Directions >>
Nothing in the entries may be altered; copy them in full.

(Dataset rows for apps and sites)
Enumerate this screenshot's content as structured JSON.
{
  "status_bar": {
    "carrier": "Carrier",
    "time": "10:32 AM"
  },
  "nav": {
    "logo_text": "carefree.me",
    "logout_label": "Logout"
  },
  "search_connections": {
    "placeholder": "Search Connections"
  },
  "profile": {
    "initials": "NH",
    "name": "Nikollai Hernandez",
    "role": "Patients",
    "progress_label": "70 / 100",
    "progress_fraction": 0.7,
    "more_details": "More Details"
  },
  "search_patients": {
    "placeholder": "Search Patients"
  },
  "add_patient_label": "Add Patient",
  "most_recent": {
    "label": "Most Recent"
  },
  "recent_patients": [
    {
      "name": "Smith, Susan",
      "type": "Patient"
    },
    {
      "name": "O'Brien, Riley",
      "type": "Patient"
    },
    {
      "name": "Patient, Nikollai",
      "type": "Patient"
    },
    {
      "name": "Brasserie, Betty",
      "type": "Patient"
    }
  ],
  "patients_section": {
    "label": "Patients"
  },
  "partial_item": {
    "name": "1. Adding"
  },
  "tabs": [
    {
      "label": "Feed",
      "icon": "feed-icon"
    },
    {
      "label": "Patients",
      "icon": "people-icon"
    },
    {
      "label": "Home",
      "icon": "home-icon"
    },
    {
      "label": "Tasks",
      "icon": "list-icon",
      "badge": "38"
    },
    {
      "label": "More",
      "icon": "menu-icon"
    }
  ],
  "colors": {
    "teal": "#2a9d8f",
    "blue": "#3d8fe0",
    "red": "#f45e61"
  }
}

Exercise result >>
Enumerate this screenshot's content as structured JSON.
{
  "status_bar": {
    "carrier": "Carrier",
    "time": "10:32 AM"
  },
  "nav": {
    "logo_text": "carefree.me",
    "logout_label": "Logout"
  },
  "search_connections": {
    "placeholder": "Search Connections"
  },
  "profile": {
    "initials": "NH",
    "name": "Nikollai Hernandez",
    "role": "Patients",
    "progress_label": "70 / 100",
    "progress_fraction": 0.7,
    "more_details": "More Details"
  },
  "search_patients": {
    "placeholder": "Search Patients"
  },
  "add_patient_label": "Add Patient",
  "most_recent": {
    "label": "Most Recent"
  },
  "recent_patients": [
    {
      "name": "Smith, Susan",
      "type": "Patient"
    },
    {
      "name": "O'Brien, Riley",
      "type": "Patient"
    },
    {
      "name": "Patient, Nikollai",
      "type": "Patient"
    },
    {
      "name": "Brasserie, Betty",
      "type": "Patient"
    }
  ],
  "patients_section": {
    "label": "Patients"
  },
  "partial_item": {
    "name": "1. Adding"
  },
  "tabs": [
    {
      "label": "Feed",
      "icon": "feed-icon"
    },
    {
      "label": "Patients",
      "icon": "people-icon"
    },
    {
      "label": "Home",
      "icon": "home-icon"
    },
    {
      "label": "Tasks",
      "icon": "list-icon",
      "badge": "38"
    },
    {
      "label": "More",
      "icon": "menu-icon"
    }
  ],
  "colors": {
    "teal": "#2a9d8f",
    "blue": "#3d8fe0",
    "red": "#f45e61"
  }
}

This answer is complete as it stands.